REQUIREMENT. All lines with the word "value" must be pulled from the entries below.
━━━
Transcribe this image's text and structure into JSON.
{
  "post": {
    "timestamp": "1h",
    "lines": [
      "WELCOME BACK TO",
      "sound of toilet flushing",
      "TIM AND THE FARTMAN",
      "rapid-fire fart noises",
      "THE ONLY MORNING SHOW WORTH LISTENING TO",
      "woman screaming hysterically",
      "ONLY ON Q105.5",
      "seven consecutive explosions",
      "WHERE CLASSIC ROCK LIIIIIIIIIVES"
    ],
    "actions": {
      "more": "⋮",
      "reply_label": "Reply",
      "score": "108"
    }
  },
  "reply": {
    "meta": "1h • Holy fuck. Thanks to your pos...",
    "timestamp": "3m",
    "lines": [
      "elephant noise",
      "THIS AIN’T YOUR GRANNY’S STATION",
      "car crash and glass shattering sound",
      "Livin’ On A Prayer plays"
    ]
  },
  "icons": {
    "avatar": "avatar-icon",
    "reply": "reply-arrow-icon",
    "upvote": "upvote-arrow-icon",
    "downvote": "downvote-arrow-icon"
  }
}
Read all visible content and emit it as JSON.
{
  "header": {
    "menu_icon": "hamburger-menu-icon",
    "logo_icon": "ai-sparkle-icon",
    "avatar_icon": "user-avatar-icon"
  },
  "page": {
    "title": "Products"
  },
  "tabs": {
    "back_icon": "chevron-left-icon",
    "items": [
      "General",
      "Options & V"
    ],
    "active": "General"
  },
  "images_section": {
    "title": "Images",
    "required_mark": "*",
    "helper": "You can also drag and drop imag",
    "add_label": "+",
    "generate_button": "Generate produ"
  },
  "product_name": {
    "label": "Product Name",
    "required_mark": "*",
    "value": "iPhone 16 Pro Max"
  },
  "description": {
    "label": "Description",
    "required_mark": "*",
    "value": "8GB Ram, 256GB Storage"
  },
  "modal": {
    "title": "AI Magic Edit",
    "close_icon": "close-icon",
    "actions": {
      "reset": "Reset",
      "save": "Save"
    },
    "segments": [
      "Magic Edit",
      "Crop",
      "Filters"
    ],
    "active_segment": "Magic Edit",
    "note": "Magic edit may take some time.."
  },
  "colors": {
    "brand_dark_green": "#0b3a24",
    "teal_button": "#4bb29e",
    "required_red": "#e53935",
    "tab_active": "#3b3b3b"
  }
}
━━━
ANSWER SECTION.
    "value": "iPhone 16 Pro Max"
    "value": "8GB Ram, 256GB Storage"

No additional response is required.